MC: We've had several conversations with the folks at ESPN. They prefer 720p, and we're on 1080i, but I don't see that as a roadblock. We have invested in the 1080i equipment, and they have invested in 720p, so they will make their decisions based on the format that they've chosen.
RW: What are your long-range expansion plans for HDNet?
MC: We will add three additional networks—sports, entertainment, and movies—in the future.
RW: Knowing that there are other countries—Australia being one—that are very big into high-definition right now and have a lot of programming to offer, I guess you'd want to draw programming from anywhere?
MC: The programming that we require has to be within the context of the programs that we're putting on. I've talked to the folks from Australia, but right now the programs they have are a bit pricey for us.
RW: How does HDNet deal with technical issues like bit rate and things like that?
MC: We do adhere to standards as far as bit rate is concerned. We don't dumb down the signal for the satellite. We use the DVB-ASI transmission standard, and, on a net-net encoding basis, we use the full 19.4 megabytes. We want to keep the quality very high to keep the wow factor there. We will maintain high standards to keep the HD signal at a very high quality.
RW: Your production companies in Colorado have three production units that are 1080i high-definition trucks. Are they for general production or for HDNet?
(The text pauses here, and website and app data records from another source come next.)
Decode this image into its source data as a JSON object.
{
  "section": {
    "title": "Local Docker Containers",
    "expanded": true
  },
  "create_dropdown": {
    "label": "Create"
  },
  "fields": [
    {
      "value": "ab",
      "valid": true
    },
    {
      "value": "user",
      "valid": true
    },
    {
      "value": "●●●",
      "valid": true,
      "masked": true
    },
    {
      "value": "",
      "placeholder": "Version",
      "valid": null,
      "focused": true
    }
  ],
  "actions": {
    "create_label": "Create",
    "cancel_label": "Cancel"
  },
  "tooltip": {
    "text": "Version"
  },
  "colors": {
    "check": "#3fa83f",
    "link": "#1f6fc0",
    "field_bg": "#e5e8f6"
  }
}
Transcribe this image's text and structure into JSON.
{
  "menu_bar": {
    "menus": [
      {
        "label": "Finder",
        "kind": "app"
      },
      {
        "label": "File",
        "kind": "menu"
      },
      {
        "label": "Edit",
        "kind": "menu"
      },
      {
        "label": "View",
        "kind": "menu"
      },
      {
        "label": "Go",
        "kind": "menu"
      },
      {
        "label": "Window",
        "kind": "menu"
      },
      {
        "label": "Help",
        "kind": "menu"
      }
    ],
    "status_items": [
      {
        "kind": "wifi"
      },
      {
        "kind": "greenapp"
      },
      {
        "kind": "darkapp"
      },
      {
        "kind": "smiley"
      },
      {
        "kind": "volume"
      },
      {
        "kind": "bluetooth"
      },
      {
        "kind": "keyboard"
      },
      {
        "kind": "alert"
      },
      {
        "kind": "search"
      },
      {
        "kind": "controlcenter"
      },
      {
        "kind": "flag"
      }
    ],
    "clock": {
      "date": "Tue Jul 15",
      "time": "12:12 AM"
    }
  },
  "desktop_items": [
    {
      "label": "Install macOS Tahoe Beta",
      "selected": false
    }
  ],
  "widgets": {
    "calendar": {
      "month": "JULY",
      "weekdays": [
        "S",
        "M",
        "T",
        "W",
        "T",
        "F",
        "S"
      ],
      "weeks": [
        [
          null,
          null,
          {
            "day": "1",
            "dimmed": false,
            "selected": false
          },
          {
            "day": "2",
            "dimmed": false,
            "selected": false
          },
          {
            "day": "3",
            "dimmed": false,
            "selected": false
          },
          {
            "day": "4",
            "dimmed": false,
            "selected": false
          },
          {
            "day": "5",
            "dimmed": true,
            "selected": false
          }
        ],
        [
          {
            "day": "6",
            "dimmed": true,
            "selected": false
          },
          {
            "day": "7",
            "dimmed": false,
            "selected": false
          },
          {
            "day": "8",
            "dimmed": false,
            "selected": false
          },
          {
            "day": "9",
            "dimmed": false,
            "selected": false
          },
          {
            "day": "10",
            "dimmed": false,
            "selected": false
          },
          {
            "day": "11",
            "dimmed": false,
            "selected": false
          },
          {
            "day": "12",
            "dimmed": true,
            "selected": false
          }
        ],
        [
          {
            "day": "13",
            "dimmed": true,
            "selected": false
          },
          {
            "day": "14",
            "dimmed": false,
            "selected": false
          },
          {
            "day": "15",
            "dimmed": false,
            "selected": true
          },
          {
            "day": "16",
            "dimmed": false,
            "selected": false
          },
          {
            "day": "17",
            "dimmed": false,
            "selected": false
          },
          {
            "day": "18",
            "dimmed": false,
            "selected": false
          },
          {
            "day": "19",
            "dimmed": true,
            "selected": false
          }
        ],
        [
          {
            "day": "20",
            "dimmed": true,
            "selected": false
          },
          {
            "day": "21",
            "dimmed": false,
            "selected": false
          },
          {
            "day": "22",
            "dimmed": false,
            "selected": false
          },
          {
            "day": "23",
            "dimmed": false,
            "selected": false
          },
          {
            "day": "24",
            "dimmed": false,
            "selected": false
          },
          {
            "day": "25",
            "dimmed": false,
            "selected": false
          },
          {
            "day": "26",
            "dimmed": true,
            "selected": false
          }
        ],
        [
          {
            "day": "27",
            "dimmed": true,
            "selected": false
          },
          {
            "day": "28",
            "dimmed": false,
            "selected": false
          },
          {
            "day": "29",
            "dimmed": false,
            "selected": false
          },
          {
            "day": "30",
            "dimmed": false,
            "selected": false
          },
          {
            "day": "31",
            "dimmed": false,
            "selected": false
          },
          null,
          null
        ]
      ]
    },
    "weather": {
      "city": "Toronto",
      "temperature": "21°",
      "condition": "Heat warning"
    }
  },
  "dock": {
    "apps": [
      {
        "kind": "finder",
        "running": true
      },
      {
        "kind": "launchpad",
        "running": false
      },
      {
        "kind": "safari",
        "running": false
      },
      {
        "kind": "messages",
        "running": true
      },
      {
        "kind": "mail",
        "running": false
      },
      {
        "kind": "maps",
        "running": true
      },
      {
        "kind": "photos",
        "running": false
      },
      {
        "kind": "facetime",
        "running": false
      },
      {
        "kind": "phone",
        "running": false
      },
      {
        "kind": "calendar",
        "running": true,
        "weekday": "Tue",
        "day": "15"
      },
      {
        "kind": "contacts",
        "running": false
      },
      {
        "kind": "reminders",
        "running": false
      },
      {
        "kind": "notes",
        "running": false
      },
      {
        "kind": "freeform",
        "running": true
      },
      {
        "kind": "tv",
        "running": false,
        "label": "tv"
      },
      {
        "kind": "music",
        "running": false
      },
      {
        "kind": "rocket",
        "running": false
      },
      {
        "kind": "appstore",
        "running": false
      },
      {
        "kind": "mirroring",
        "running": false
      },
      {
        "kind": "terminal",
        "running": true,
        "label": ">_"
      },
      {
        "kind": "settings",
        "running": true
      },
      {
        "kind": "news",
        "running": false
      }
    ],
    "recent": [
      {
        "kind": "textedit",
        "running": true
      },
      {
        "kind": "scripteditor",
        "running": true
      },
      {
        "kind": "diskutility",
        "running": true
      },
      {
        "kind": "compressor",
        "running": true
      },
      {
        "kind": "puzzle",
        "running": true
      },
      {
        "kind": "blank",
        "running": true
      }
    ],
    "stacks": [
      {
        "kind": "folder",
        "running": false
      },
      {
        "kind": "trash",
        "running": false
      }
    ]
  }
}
MC: The production companies in Colorado are owned by my business partner, and the three trucks were built for HDNet and do HDNet productions only.
RW: What about content ownership? What will you do with the programs that you originate?
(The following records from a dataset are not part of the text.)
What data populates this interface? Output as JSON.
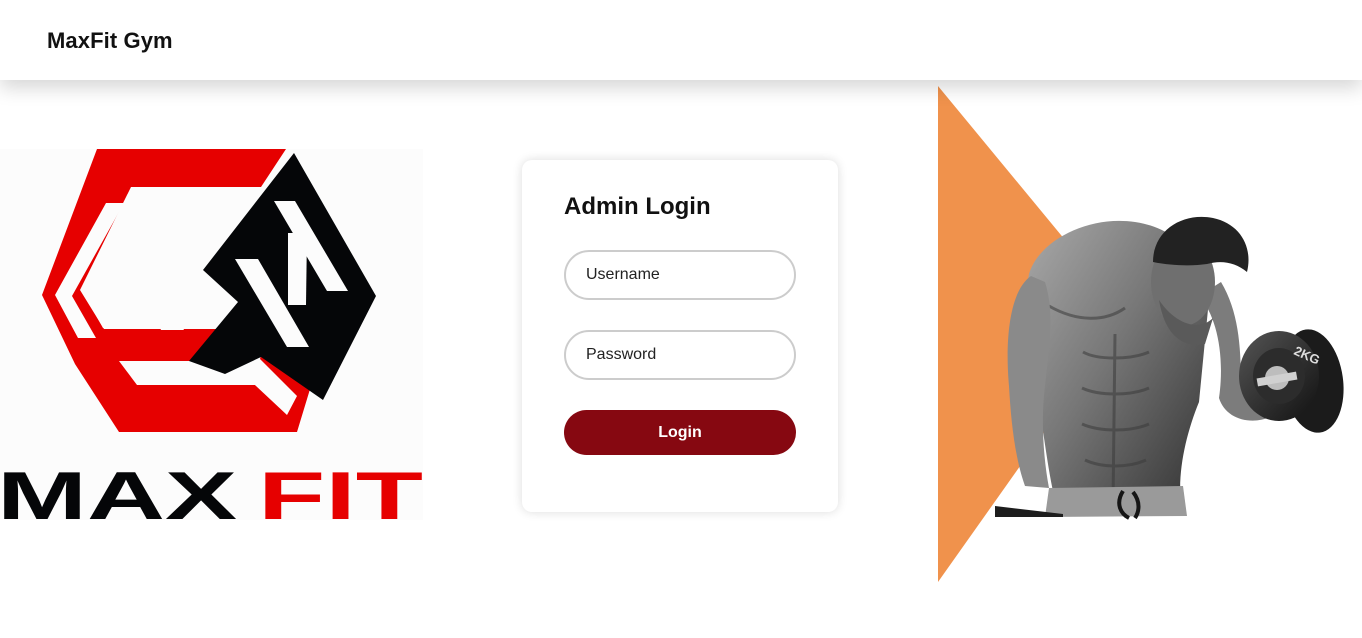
{
  "header": {
    "brand": "MaxFit Gym"
  },
  "logo": {
    "wordmark_left": "MAX",
    "wordmark_right": "FIT",
    "colors": {
      "red": "#e60000",
      "black": "#050608"
    }
  },
  "login": {
    "title": "Admin Login",
    "username_placeholder": "Username",
    "password_placeholder": "Password",
    "submit_label": "Login",
    "button_color": "#860811"
  },
  "hero": {
    "accent_color": "#f0924c",
    "dumbbell_plate_text": "2KG",
    "image_subject": "bodybuilder-curling-dumbbell"
  }
}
MC: We don't believe that the program content is an element that could be traded off like Napster was. This is too specific. You need too much of a type of hardware, and you need an HD monitor to display it with any quality or resolution.
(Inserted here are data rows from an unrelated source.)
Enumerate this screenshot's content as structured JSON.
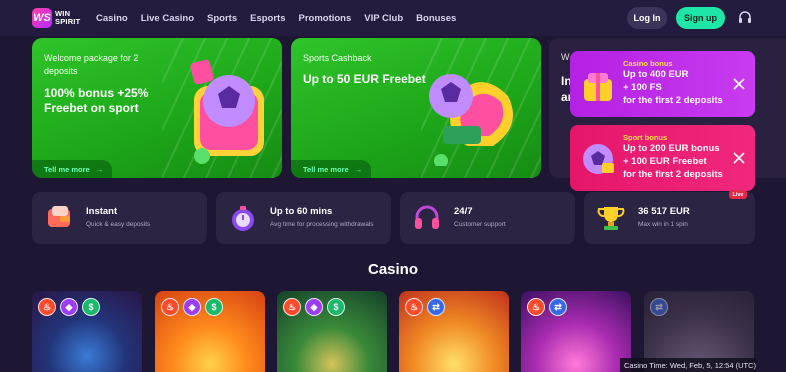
{
  "header": {
    "logo_line1": "WIN",
    "logo_line2": "SPIRIT",
    "logo_mark": "WS",
    "nav": [
      "Casino",
      "Live Casino",
      "Sports",
      "Esports",
      "Promotions",
      "VIP Club",
      "Bonuses"
    ],
    "login_label": "Log In",
    "signup_label": "Sign up",
    "support_icon": "headset-icon"
  },
  "promos": [
    {
      "small": "Welcome package for 2 deposits",
      "big": "100% bonus +25% Freebet on sport",
      "cta": "Tell me more",
      "icon": "soccer-ball-gift-icon"
    },
    {
      "small": "Sports Cashback",
      "big": "Up to 50 EUR Freebet",
      "cta": "Tell me more",
      "icon": "soccer-ball-cashback-icon"
    },
    {
      "small": "W",
      "big_a": "In",
      "big_b": "ar"
    }
  ],
  "bonuses": {
    "casino": {
      "title": "Casino bonus",
      "line1": "Up to 400 EUR",
      "line2": "+ 100 FS",
      "line3": "for the first 2 deposits"
    },
    "sport": {
      "title": "Sport bonus",
      "line1": "Up to 200 EUR bonus",
      "line2": "+ 100 EUR Freebet",
      "line3": "for the first 2 deposits"
    }
  },
  "features": [
    {
      "title": "Instant",
      "sub": "Quick & easy deposits",
      "icon": "wallet-icon"
    },
    {
      "title": "Up to 60 mins",
      "sub": "Avg time for processing withdrawals",
      "icon": "stopwatch-icon"
    },
    {
      "title": "24/7",
      "sub": "Customer support",
      "icon": "headphones-icon"
    },
    {
      "title": "36 517 EUR",
      "sub": "Max win in 1 spin",
      "icon": "trophy-icon"
    }
  ],
  "live_badge": "Live",
  "casino": {
    "title": "Casino",
    "time": "Casino Time: Wed, Feb, 5, 12:54 (UTC)"
  },
  "colors": {
    "bg": "#1d1733",
    "accent_green": "#1ee6a6",
    "promo_green": "#2fc42a",
    "casino_bonus": "#c83bf0",
    "sport_bonus": "#f0287d"
  }
}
RW: What are your thoughts about the HD DVD players/recorders, which are due out in a few years?
MC: The DVD recorders will just be a big boost to high-def. The MPAA wasn't afraid of movies being recorded on VHS, but, for some reason, they're very reluctant to let movies be recorded digitally in high-definition. I don't think that, with the cost of the hardware, they have to worry about people taking the movies and doing anything with them other than watching them as they would a VHS tape.
RW: Do you have any plans or do you foresee HDNet doing pay-per-view?
MC: There really isn't enough bandwidth right now for pay-per-view channels. There's just barely enough HD channels on the satellite now without going into pay-per-view. When the time comes, we will look into it. We are interested.
RW: With the coming of digital cinema, do you have plans for showing sporting events in HD in these theaters?
MC: Well, yes. Right now, in Dallas, we're working with Magnolia Theaters. They are running HDNet in the theaters on the DLP projectors. The biggest problem that we have right now is waiting for the projector manufacturers to do a DVI interface so that we can input data into the projector. If we have a sporting event or a movie or something that we want to put on in HD in the theater, we're not going to worry about somebody stealing it or showing it somewhere else. It's restriction-free, anyway, so it's a theatrical presentation for those folks in the theater.
RW: How do you think the HD signal looks projected in the theater?
MC: We've seen it off the satellite into the projector, and it looks good. It could be brighter. When we have a DVI connection, we won't have to go through so much to get it into the projector. I think it's very viable and a good presentation.
RW: Would you consider putting on sports presentations or your own programming in the afternoon to supplement a theater's regular theatrical presentations in the evening?
MC: Well, I wouldn't even wait until the afternoon. If we have a Mavericks game in the evening, it would be viable to put the playoff game in the theater and charge a nominal fee per head to offer the full experience of being there watching the game.